Above: The Edward VII Army type Long Service and Good Conduct Medal presented to No. 2442 Colour Sergeant Wilfred Henry Hobson in
1907. While an unremarkable example of the type it does bear two interesting personal touches. The ribbon while appearing correct in color is a
bit too wide for the suspender. Additionally the sides of the ribbon have been neatly sewn together probably to help the medal hang more neatly.
One can picture Hobson's wife Mary doing the stitching after dinner one evening long ago. The medal also has a very old and probably original
silver plated brooch attached.


When I came across this Edward VII type Long Service & Good Conduct medal it did not seem to be drawing much attention from other
prospective buyers. I remember a time when even Victorian LS&GC medals did not have the “star power” that campaign medals did and
could be purchased relatively cheaply even if unlike a single campaign medal a LS&GC medal actually represented a soldier’s entire
military career and not just one single campaign or battle in which he may have taken part. Even though good conduct medals from the
reign of Edward VII lack the cache of a Victorian type to many collectors any soldier being awarded such a medal would out of necessity
have to have served a god portion of his career during the time that Victoria was Queen. This medal to No. 2442 Sergeant Wilfred Henry
Hobson of the Gordon Highlanders proved a worthwhile if easily purchased investment.

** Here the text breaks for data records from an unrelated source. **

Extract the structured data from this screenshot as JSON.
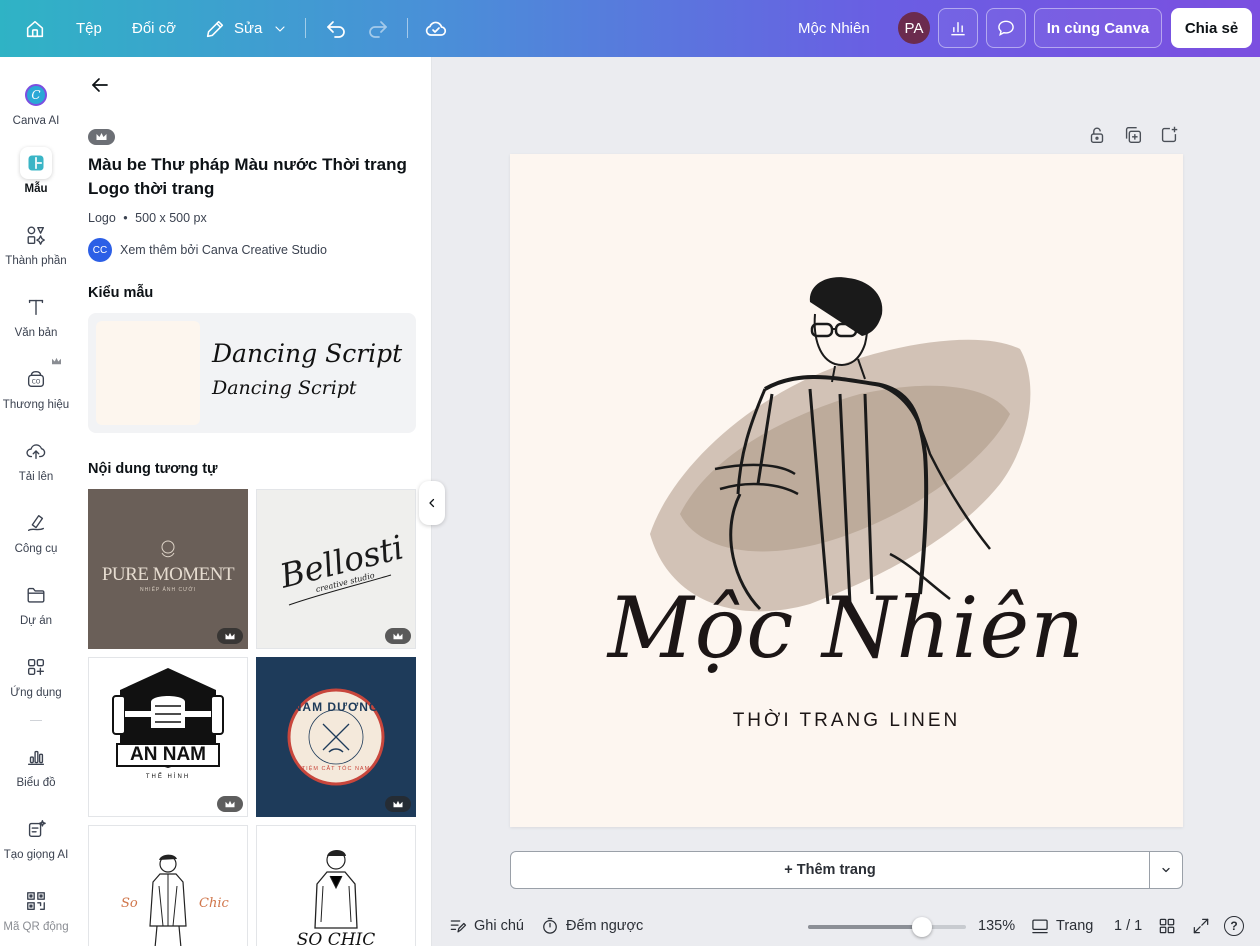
{
  "topbar": {
    "file_label": "Tệp",
    "resize_label": "Đổi cỡ",
    "edit_label": "Sửa",
    "design_name": "Mộc Nhiên",
    "avatar_initials": "PA",
    "print_label": "In cùng Canva",
    "share_label": "Chia sẻ"
  },
  "rail": {
    "items": [
      {
        "label": "Canva AI",
        "icon": "canva-ai-icon"
      },
      {
        "label": "Mẫu",
        "icon": "templates-icon"
      },
      {
        "label": "Thành phần",
        "icon": "elements-icon"
      },
      {
        "label": "Văn bản",
        "icon": "text-icon"
      },
      {
        "label": "Thương hiệu",
        "icon": "brand-icon"
      },
      {
        "label": "Tải lên",
        "icon": "upload-icon"
      },
      {
        "label": "Công cụ",
        "icon": "tools-icon"
      },
      {
        "label": "Dự án",
        "icon": "folder-icon"
      },
      {
        "label": "Ứng dụng",
        "icon": "apps-icon"
      },
      {
        "label": "Biểu đồ",
        "icon": "chart-icon"
      },
      {
        "label": "Tạo giọng AI",
        "icon": "ai-voice-icon"
      },
      {
        "label": "Mã QR động",
        "icon": "qr-icon"
      }
    ]
  },
  "panel": {
    "title": "Màu be Thư pháp Màu nước Thời trang Logo thời trang",
    "meta_type": "Logo",
    "meta_size": "500 x 500 px",
    "creator_initials": "CC",
    "creator_link": "Xem thêm bởi Canva Creative Studio",
    "style_heading": "Kiểu mẫu",
    "font_primary": "Dancing Script",
    "font_secondary": "Dancing Script",
    "similar_heading": "Nội dung tương tự",
    "thumbs": [
      {
        "title": "PURE MOMENT",
        "subtitle": "NHIẾP ẢNH CƯỚI",
        "bg": "#6a5f58"
      },
      {
        "title": "Bellosti",
        "subtitle": "creative studio",
        "bg": "#efefed"
      },
      {
        "title": "AN NAM",
        "subtitle": "THỂ HÌNH",
        "bg": "#ffffff"
      },
      {
        "title": "NAM DƯƠNG",
        "subtitle": "TIỆM CẮT TÓC NAM",
        "bg": "#1e3b5a"
      },
      {
        "title_left": "So",
        "title_right": "Chic",
        "bg": "#ffffff"
      },
      {
        "title": "SO CHIC",
        "bg": "#ffffff"
      }
    ]
  },
  "canvas": {
    "brand_name": "Mộc Nhiên",
    "tagline": "THỜI TRANG LINEN"
  },
  "add_page_label": "+ Thêm trang",
  "bottombar": {
    "notes_label": "Ghi chú",
    "timer_label": "Đếm ngược",
    "zoom": "135%",
    "zoom_fraction": 0.72,
    "pages_label": "Trang",
    "page_count": "1 / 1",
    "help_label": "?"
  }
}
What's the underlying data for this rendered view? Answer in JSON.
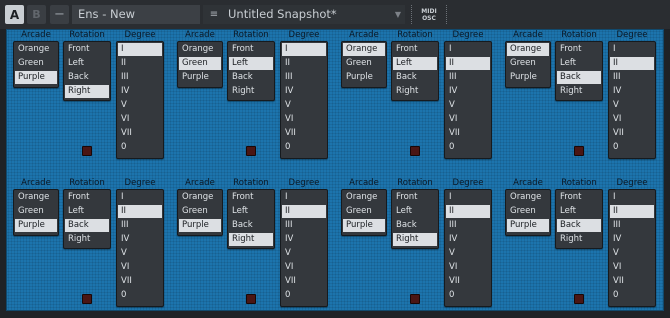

According to the 1871 Census for Birmingham, Warwickshire, Wilfred Henry Hobson was born in Birmingham around 1869 one of
thirteen children of William Matthew and Esther Hobson. William Hobson was employed as the manager of a brass foundry.

At the time he attested with the Gordon Highlanders on 11 February, 1887 Hobson was already serving with the 3rd Volunteer Battalion
of the Middlesex Regiment and he had also be previously rejected for regular military service for
“under chest measurement”. His
attestation also states that he was employed as a plumber and that he had been born in Aberdeen, Scotland a fact that differs from that
of the above mentioned census.

Hobson’s Statement of Service outlines the following:

Private: 11 February, 1887 – 10 February, 1889
Good Conduct Pay: 11 February, 1889 (now serving with the 1st Battalion)
Appointed Lance Corporal: 15 April, 1889
Appointed Paid Lance Corporal: 1 June, 1890
Promoted Corporal: 15 April, 1891
Entitled to 2 Good Conduct Badges: 11 February, 1893
Promoted Sergeant: 19 December, 1893 (post-dated to 16 January, 1893)
Extended service to 12 years: 16 October, 1894
Extended service to 21 years: 1 August, 1896
To 2nd Battalion, Gordon Highlanders: 29 March, 1898
To 3rd Battalion, Gordon Highlanders: 26 December, 1898
Promoted Colour Sergeant: 16 June, 1900
To 6th Volunteer Battalion, Gordon Highlanders: 10 April, 1902
Prolonged service beyond 21 years: 11 July, 1907
Discharged having claimed 3 months notice: 10 September, 1908

Colour Sergeant Hobson’s postings included:

Home: 11 Frebruary, 1887 – 5 December, 1888
Ceylon: 6 December, 1888 – 16 January, 1892
India: 17 January, 1892 – 29 March, 1898
Home: 30 March, 1898 – 10 September, 1908

Hobson saw all of his active service on India’s Northwest Frontier. Seeing action at the Relief of Chitral and with the Tirah
Expeditionary  Force. He was entitled to the 1895 India General Service Medal with the clasps “
Relief of Chitral”, “Punjab 1897-98” and
Tirah 1897-98”. Colour Sergeant Hobson was presented with his Long Service & Good Conduct Medal in 1907 along with a £5 gratuity.

Wilfred Henry Hobson married Miss Mary Josephine Rolston on 29 October, 1900 and at the time of his discharge the couple had two
sons: Wilfred Francis (b. 19 October, 1901) and Harold Arthur (b. 15 August, 1905).

As required with the award of the Long Service & Good Conduct Medal Hobson’s career conduct was listed as “exemplary” along with
the note:
“No incidence of drunkenness during whole service of 21 years, 213 days.”. He took his discharge at Perth, Scotland with his
intended place of residence being London, England. Bank Messenger was mentioned as a special qualification for employment in civil life.

The 2 September, 1910 edition of The London Gazette lists Hobson has having been appointed without competition to the position of
Messenger for the India Office. Hobson remained a messenger with the India Office for the rest of his life and died on 18 June, 1932 at
Peterborough. He left his son Wilfred Francis and estate worth some £1959 - a not inconsiderable sum in 1932.